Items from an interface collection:

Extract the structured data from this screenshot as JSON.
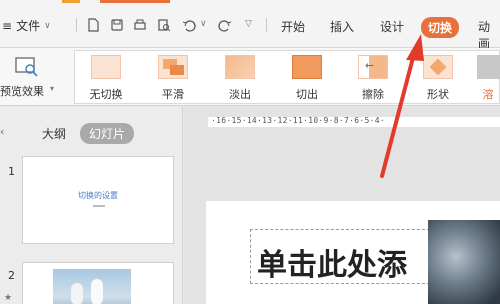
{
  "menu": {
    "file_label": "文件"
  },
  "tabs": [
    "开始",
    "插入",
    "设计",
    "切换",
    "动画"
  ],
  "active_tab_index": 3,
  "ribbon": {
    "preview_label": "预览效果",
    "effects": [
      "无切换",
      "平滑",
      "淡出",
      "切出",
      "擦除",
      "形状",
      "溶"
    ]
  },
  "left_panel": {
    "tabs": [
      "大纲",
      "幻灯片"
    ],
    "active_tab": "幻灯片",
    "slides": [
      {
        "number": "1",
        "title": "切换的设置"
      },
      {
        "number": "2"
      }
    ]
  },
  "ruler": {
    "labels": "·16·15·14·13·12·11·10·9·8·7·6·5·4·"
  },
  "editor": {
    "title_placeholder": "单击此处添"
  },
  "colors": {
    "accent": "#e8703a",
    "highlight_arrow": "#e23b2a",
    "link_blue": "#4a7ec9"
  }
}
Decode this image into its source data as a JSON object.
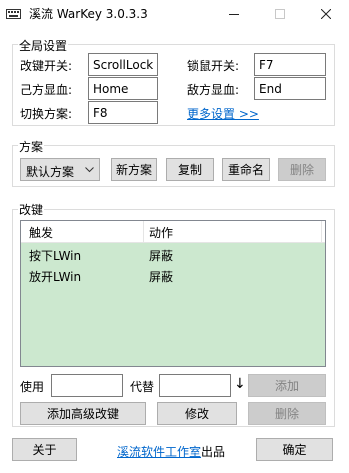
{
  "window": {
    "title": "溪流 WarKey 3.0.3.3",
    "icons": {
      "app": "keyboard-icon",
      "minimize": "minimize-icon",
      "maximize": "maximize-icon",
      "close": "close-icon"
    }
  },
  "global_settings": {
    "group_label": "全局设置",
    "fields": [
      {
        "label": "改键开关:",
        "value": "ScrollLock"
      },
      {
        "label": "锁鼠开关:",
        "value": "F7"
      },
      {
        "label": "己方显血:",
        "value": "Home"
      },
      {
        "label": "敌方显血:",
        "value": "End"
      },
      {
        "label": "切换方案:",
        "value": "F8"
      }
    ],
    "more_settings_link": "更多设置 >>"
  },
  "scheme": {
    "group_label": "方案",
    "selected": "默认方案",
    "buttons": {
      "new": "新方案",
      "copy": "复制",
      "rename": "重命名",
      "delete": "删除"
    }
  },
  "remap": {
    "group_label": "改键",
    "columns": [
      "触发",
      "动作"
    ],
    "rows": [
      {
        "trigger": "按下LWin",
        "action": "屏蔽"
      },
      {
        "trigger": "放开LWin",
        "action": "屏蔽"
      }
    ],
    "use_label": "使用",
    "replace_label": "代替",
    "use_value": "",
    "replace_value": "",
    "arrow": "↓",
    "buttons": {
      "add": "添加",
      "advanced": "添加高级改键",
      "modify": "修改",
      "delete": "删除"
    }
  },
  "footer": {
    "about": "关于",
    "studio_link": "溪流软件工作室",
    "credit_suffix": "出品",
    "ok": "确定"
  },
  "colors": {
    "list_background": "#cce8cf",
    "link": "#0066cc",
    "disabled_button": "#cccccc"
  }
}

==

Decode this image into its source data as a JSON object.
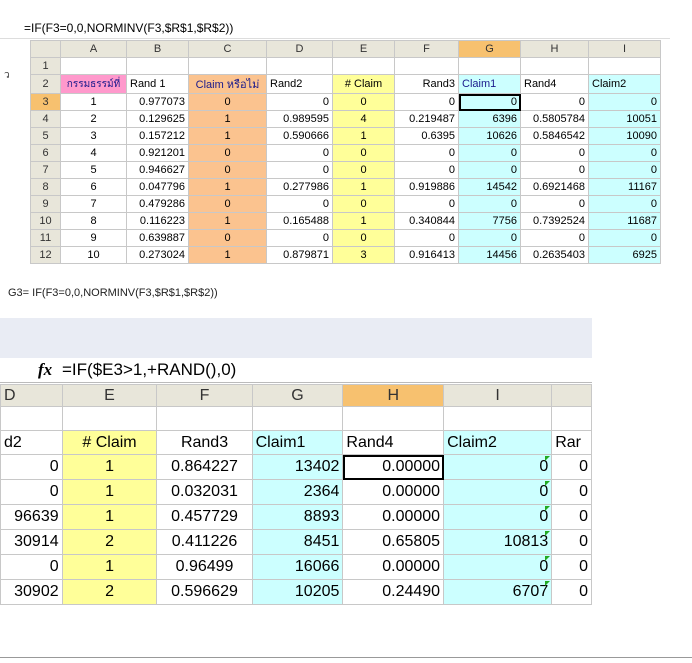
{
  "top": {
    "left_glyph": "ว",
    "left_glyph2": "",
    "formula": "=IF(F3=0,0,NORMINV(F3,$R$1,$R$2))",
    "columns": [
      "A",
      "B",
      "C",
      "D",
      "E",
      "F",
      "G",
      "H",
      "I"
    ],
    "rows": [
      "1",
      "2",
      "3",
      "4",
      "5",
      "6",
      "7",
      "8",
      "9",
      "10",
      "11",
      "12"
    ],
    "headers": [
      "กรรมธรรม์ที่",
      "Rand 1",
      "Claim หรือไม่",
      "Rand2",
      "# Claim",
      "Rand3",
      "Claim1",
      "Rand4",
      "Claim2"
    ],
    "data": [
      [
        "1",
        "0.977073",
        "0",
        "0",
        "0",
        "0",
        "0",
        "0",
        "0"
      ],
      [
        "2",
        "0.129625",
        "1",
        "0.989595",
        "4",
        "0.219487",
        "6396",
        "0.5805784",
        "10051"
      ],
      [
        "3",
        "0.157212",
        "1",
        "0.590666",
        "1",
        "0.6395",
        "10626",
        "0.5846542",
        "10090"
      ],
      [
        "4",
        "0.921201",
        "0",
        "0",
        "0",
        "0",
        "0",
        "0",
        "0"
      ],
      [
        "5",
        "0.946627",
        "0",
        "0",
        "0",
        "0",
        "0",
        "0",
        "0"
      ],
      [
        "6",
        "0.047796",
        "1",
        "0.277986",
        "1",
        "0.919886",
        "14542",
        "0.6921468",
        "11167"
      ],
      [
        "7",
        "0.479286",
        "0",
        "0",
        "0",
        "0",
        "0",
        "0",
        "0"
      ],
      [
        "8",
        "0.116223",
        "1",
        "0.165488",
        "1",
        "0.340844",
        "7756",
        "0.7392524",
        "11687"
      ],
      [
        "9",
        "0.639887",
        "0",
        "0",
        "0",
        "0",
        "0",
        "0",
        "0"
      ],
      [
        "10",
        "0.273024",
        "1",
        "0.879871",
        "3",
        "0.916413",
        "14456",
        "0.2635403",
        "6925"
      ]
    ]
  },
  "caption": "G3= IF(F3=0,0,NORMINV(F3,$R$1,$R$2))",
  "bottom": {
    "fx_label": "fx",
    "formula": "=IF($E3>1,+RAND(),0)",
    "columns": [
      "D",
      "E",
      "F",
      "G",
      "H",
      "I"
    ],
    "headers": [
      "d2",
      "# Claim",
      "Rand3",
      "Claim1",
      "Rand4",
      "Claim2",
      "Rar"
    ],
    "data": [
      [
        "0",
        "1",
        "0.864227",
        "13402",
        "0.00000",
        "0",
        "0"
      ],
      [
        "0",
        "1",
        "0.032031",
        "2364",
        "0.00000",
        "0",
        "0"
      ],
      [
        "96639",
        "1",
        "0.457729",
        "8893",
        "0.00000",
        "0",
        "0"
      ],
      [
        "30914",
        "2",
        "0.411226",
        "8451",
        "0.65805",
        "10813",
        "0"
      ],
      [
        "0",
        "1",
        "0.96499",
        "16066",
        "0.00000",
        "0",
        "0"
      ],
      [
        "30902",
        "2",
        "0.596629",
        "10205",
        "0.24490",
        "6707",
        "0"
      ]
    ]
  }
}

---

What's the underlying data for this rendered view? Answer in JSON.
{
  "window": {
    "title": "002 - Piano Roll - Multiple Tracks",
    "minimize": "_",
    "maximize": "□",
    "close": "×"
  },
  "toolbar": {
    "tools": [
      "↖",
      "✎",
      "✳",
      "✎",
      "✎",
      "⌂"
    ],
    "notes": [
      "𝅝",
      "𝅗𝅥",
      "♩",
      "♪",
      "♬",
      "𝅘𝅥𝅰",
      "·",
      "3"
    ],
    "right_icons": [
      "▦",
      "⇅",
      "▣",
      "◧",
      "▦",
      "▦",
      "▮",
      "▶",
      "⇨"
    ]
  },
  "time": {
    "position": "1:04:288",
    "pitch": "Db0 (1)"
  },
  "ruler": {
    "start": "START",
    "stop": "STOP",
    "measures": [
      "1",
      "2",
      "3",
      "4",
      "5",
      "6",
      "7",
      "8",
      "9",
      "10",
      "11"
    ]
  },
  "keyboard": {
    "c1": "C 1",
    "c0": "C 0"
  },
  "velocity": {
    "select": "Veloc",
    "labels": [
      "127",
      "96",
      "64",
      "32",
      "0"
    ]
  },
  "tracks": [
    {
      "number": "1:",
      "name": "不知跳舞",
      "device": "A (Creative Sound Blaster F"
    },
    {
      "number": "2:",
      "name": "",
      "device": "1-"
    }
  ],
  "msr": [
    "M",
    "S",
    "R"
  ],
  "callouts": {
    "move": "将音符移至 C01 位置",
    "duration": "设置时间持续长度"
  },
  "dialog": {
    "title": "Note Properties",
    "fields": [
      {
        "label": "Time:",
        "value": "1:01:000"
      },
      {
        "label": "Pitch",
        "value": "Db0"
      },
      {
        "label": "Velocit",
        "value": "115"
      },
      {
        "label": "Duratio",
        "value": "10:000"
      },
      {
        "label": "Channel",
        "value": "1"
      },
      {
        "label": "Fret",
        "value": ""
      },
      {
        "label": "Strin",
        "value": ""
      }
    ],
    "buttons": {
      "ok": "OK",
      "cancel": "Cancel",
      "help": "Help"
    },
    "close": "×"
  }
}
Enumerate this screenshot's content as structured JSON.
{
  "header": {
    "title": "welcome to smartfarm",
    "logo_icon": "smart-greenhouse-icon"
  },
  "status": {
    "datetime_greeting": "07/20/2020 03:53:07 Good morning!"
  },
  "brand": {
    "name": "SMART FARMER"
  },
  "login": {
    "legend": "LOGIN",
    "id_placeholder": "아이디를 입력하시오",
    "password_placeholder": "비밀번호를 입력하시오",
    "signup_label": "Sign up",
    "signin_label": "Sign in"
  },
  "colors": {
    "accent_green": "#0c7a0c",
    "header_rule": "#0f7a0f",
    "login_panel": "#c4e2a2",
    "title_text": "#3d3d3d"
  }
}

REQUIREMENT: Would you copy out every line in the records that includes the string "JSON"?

ANSWER SPACE:
Extract the structured data from this screenshot as JSON.
Decode this image into its source data as a JSON object.
Decode this image into its source data as a JSON object.
What's the underlying data for this rendered view? Answer in JSON.
Enumerate this screenshot's content as structured JSON.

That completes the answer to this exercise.